In the last few years one of the main focuses of my team's research has been to collect data on plant traits for many of our plots across the tropics. Up until now this is focused on South America: the huge CHAMBASA campaign in the southern Peruvian Andes-Amazon in 2013, the BACABA campaign along a forest savanna transition in the southern Amazonian rainforest of Brazil in early 2014, and (just finished) a second Andes-Amazon transect in central and northern Peru (more on that in a later post). This week heralded the start of a first traits campaign in Africa, along the forest to savanna gradient in Ghana, West Africa.
The project has been named Kwaeemma, which means "children of the forest" in the local language Twi. We haven't worked out an acronym for it, and maybe never well. The work is in collaboration with the Forest Research Institute of Ghana, with our key partner being Dr Stephen Adu-Bredu. It involves a team of around 25 Ghanaian students and national service volunteers. A pivotal role in the logistics and organization is played by Theresa Peprah, who is using the data for her PhD in Ghana funded by this programme. From Oxford the team is led by Imma Oliveras (now actually at Wageningen) and also DPhil student Agne Gvozdevaite will have a major role. The whole campaign is expected to last six months.

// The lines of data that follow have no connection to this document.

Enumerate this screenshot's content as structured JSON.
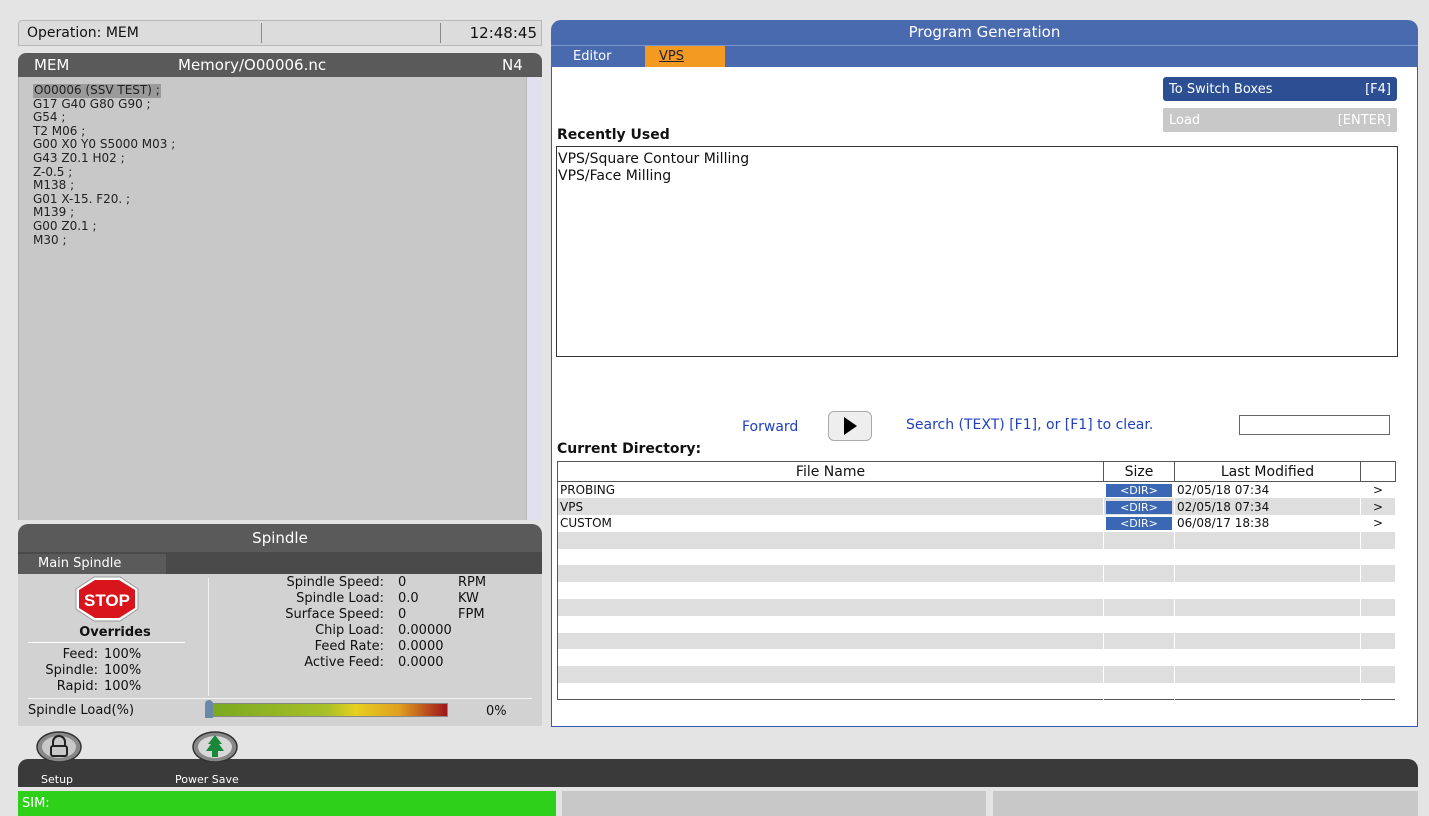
{
  "status_bar": {
    "operation": "Operation: MEM",
    "time": "12:48:45"
  },
  "program": {
    "mode": "MEM",
    "path": "Memory/O00006.nc",
    "line": "N4",
    "code": [
      "O00006 (SSV TEST) ;",
      "G17 G40 G80 G90 ;",
      "G54 ;",
      "T2 M06 ;",
      "G00 X0 Y0 S5000 M03 ;",
      "G43 Z0.1 H02 ;",
      "Z-0.5 ;",
      "M138 ;",
      "G01 X-15. F20. ;",
      "M139 ;",
      "G00 Z0.1 ;",
      "M30 ;"
    ]
  },
  "spindle": {
    "title": "Spindle",
    "tab": "Main Spindle",
    "stop_label": "STOP",
    "overrides_title": "Overrides",
    "overrides": [
      {
        "label": "Feed:",
        "value": "100%"
      },
      {
        "label": "Spindle:",
        "value": "100%"
      },
      {
        "label": "Rapid:",
        "value": "100%"
      }
    ],
    "stats": [
      {
        "label": "Spindle Speed:",
        "value": "0",
        "unit": "RPM"
      },
      {
        "label": "Spindle Load:",
        "value": "0.0",
        "unit": "KW"
      },
      {
        "label": "Surface Speed:",
        "value": "0",
        "unit": "FPM"
      },
      {
        "label": "Chip Load:",
        "value": "0.00000",
        "unit": ""
      },
      {
        "label": "Feed Rate:",
        "value": "0.0000",
        "unit": ""
      },
      {
        "label": "Active Feed:",
        "value": "0.0000",
        "unit": ""
      }
    ],
    "load_label": "Spindle Load(%)",
    "load_value": "0%"
  },
  "program_generation": {
    "title": "Program Generation",
    "tabs": {
      "editor": "Editor",
      "vps": "VPS"
    },
    "switch_button": {
      "label": "To Switch Boxes",
      "key": "[F4]"
    },
    "load_button": {
      "label": "Load",
      "key": "[ENTER]"
    },
    "recently_used_title": "Recently Used",
    "recently_used": [
      "VPS/Square Contour Milling",
      "VPS/Face Milling"
    ],
    "forward_label": "Forward",
    "search_label": "Search (TEXT) [F1], or [F1] to clear.",
    "search_value": "",
    "current_dir_title": "Current Directory:",
    "columns": {
      "name": "File Name",
      "size": "Size",
      "modified": "Last Modified"
    },
    "files": [
      {
        "name": "PROBING",
        "size": "<DIR>",
        "modified": "02/05/18 07:34",
        "arrow": ">"
      },
      {
        "name": "VPS",
        "size": "<DIR>",
        "modified": "02/05/18 07:34",
        "arrow": ">"
      },
      {
        "name": "CUSTOM",
        "size": "<DIR>",
        "modified": "06/08/17 18:38",
        "arrow": ">"
      }
    ]
  },
  "bottom": {
    "setup_label": "Setup",
    "power_save_label": "Power Save",
    "sim_status": "SIM:"
  },
  "colors": {
    "accent_blue": "#4a6ab0",
    "tab_active": "#f39a22",
    "sim_green": "#2ed01a"
  }
}
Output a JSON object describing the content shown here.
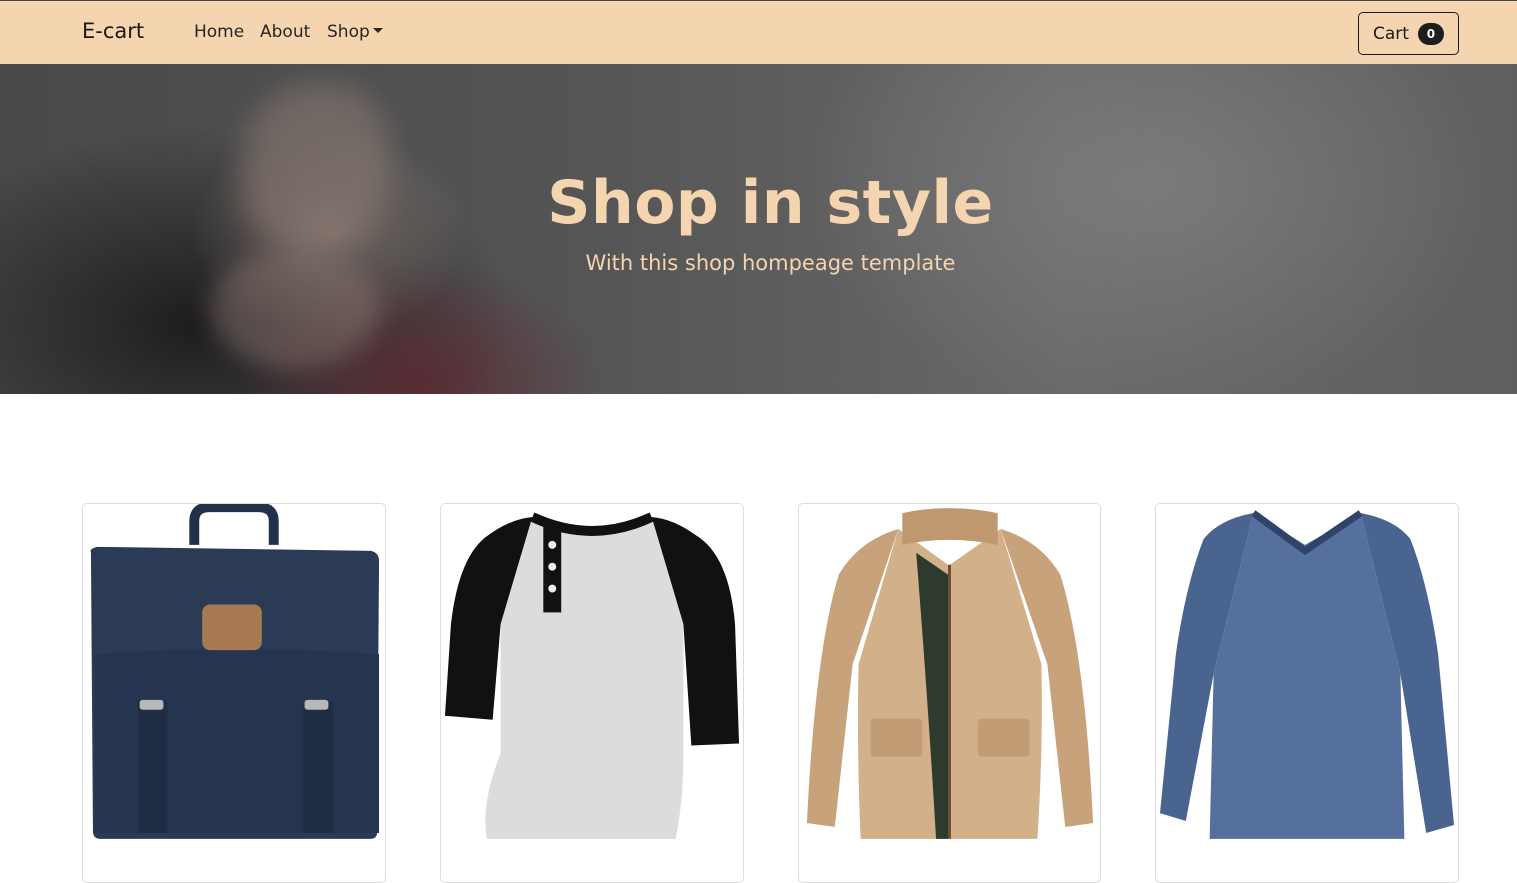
{
  "navbar": {
    "brand": "E-cart",
    "links": [
      {
        "label": "Home"
      },
      {
        "label": "About"
      },
      {
        "label": "Shop"
      }
    ],
    "cart": {
      "label": "Cart",
      "count": "0"
    },
    "bg_color": "#f5d4b0"
  },
  "hero": {
    "title": "Shop in style",
    "subtitle": "With this shop hompeage template",
    "text_color": "#f5d4b0"
  },
  "products": [
    {
      "image": "navy-backpack"
    },
    {
      "image": "raglan-henley-shirt"
    },
    {
      "image": "khaki-jacket"
    },
    {
      "image": "blue-long-sleeve-shirt"
    }
  ]
}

Last week was a training session in the semi-deciduous forest site at Bobiri (conveniently close to FORIG), and next week the whole teams heads to the more challenging forest-savanna transition site at Kogyae.
The project is supported by a grant from the Royal Society-Leverhulme African Awards scheme, with additional support from my European Research Council Advanced Investigator Award GEM-TRAIT.
Yadvinder Malhi is an ecosytem ecologist and Professor of Ecosystem Science at Oxford University